The upgrades to the surface water treatment plant include the additions of new pre-treatment disinfectants which, through pilot studies, proved effective in neutralizing and oxidizing organic material and pathogenic organisms in the raw water that would otherwise react to chlorine (free chlorine) after water treatment thereby producing trihalomethanes (THM’s) which are a known carcinogen. Other upgrades include new Granular Activiated Carbon (GAC) filtration vessels and Greensand filtration vessels to remove iron and manganese from the source water sedimentation deposits inherant to the San Justo Reservoir, which may cause aesthetic water quality problems – reddish and/or blackish staining of sinks/bathtubs or laundry – when the mineral elements precipitate out and oxidize from otherwise untreated drinking water, according to Rob Hillebrecht, assistant engineer with the Sunnyslope County Water District and Dale Rosskamp, deputy district engineer with the San Benito County Water District.

According to statements made by the three water agencies, this marks the first major step in bringing improved water quality and water reliability to the Hollister Urban Area. The Hollister Urban Area Water Project (HUAWP) is a collaborative effort approved in 2013 between the City of Hollister, Sunnyslope County Water District and San Benito County Water District to improve drinking water quality, protect the groundwater basin and help meet state mandated wastewater discharge requirements.

The managers for the three agencies agreed that the Lessalt Upgrade Project is a major milestone in a long-term effort to improve water quality to drinking water customers and for the protection of  local groundwater basin. Upgrading the Lessalt Water Treatment Plant allows reliable treatment of 2 million gallons of water per day (mgd). This is the first step in a long-range plan that has been in the works for many years.

The $6.8 million project was completed on schedule and within the original budget. Imported surface water is treated to drinking water standards at the Lessalt plant and distributed to Sunnyslope and the City of Hollister customers. According to Jeff Cattaneo, district manager/civil engineer for the San Benito County Water District, the district was successful in applying for and obtaining approximately $4.1 million from state water grant funding resources to help defray construction costs of the project and minimize the impact of adjusting water rates to support this major infrastructure capital improvement project for the benefit of Hollister area water customers.
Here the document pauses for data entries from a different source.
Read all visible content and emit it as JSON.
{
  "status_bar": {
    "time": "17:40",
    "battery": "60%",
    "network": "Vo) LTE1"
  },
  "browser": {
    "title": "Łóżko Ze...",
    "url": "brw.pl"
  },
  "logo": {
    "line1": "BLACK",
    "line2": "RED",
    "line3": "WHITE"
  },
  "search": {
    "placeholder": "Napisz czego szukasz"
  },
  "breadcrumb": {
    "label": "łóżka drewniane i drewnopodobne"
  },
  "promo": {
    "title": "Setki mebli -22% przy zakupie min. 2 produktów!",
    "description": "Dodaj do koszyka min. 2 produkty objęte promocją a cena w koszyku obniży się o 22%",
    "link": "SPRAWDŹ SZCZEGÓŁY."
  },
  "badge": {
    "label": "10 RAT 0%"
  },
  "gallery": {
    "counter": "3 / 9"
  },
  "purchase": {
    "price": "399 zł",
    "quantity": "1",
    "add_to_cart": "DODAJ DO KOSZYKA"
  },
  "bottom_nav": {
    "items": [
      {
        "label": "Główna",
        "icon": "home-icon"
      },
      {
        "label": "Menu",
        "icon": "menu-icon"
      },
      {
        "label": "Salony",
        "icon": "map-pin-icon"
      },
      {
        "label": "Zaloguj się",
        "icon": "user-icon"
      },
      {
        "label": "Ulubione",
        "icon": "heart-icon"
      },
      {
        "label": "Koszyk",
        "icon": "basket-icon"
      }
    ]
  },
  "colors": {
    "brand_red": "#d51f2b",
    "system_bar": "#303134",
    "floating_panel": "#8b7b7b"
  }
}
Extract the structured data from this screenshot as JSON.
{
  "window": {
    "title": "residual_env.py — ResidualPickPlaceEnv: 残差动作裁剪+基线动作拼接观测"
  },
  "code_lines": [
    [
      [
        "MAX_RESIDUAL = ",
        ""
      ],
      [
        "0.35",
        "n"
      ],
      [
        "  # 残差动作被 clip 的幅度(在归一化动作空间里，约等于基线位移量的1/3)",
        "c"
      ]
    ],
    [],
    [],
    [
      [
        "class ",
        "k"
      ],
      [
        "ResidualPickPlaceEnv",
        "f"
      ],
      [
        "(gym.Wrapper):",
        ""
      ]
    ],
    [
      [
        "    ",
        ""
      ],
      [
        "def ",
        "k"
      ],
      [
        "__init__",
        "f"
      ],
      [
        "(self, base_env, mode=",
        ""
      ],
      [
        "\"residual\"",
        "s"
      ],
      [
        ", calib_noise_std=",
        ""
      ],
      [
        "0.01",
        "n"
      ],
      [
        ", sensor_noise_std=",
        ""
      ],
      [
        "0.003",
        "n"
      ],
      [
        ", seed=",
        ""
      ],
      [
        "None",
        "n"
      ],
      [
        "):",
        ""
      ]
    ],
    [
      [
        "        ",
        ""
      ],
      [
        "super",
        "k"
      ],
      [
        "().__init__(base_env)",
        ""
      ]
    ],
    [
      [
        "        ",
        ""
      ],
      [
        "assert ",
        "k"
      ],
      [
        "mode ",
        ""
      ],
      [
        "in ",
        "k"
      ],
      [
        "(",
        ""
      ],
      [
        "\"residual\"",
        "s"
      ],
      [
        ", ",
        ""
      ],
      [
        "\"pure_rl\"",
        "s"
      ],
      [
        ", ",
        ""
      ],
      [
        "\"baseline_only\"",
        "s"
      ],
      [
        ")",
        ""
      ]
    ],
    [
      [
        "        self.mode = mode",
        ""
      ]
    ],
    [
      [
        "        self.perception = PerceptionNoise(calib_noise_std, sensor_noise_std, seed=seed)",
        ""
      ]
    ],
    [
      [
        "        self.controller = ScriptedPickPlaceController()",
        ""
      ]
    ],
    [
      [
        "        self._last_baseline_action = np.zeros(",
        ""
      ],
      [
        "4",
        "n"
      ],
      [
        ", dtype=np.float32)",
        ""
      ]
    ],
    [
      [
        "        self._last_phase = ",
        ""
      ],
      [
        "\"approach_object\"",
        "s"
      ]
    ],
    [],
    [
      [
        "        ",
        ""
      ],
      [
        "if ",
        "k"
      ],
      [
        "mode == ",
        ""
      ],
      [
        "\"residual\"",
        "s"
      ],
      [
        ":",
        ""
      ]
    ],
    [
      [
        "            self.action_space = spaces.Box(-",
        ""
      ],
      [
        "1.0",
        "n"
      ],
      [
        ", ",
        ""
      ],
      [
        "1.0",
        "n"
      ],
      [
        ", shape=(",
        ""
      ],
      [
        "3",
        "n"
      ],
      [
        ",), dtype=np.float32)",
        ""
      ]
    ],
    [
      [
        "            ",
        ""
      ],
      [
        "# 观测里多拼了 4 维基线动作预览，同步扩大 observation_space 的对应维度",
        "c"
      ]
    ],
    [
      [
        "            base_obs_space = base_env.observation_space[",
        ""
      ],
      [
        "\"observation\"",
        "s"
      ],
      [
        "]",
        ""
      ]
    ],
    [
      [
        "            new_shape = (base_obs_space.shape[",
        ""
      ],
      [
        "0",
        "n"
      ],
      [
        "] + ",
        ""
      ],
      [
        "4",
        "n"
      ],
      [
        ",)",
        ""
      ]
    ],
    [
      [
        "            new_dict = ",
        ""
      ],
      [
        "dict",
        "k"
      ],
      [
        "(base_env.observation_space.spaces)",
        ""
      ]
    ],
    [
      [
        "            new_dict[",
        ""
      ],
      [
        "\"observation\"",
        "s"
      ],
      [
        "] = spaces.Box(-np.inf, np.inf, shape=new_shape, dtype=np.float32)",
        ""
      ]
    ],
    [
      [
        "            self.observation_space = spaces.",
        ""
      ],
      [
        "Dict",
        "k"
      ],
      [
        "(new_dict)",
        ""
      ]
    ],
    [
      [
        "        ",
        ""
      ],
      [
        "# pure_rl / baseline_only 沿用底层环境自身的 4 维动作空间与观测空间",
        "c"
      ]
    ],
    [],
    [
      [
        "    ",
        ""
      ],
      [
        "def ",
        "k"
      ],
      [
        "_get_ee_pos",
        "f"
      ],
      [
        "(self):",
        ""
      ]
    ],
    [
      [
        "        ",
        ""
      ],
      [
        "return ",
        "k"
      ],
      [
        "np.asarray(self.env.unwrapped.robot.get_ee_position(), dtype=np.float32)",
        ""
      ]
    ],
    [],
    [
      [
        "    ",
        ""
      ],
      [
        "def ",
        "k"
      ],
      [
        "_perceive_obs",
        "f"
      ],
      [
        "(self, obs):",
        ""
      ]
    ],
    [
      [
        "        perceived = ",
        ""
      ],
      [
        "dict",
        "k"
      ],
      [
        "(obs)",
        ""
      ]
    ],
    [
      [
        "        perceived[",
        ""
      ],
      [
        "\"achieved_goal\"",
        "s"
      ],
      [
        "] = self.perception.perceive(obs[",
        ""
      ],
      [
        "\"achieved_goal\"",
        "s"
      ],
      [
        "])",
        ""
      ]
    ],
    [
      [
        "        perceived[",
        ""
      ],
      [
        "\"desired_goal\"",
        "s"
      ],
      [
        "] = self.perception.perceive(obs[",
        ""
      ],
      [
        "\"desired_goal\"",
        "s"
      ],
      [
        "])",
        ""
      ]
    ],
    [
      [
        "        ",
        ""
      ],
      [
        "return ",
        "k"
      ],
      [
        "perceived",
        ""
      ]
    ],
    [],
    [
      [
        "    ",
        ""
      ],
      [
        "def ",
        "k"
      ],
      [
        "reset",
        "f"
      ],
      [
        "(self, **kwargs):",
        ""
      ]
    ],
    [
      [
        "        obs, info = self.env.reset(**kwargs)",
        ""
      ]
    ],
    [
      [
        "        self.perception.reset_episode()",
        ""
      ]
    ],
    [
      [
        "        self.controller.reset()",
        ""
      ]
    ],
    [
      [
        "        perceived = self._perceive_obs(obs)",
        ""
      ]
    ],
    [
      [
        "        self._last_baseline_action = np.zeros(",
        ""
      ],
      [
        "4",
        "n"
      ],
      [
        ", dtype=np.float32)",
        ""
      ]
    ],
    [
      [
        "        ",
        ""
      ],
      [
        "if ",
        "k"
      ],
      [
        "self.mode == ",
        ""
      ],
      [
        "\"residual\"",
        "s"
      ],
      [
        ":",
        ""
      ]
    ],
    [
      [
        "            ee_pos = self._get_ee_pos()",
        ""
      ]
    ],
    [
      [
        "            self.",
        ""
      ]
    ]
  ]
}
The next phase of the HUAWP is the construction of the West Hills Treatment Plant, which will treat up to 4.5 mgd of imported surface water. Taken together, officials say the Lessalt and West Hills plants will increase the quality of drinking water throughout the Hollister area. It will allow the City of Hollister and Sunnyslope to decrease their pumping of lower quality groundwater, allow water recycling for local crops and assist the City of Hollister and Sunnyslope County Water District in meeting State Water Quality Board wastewater discharge requirements.

The use of imported surface water will also reduce the mineral content in local drinking water, reducing the need for water softeners in most areas and contributing to longer life for many household appliances.

For more information about the Hollister Urban Area Water Project, click here, call Shawn Novack or Harry Blohm at 831-637-8218, or email them at: info@hollisterwaterproject.com.

Michael Smith has worked in the water utility industry for 25 years and contributed this report to Benito Link.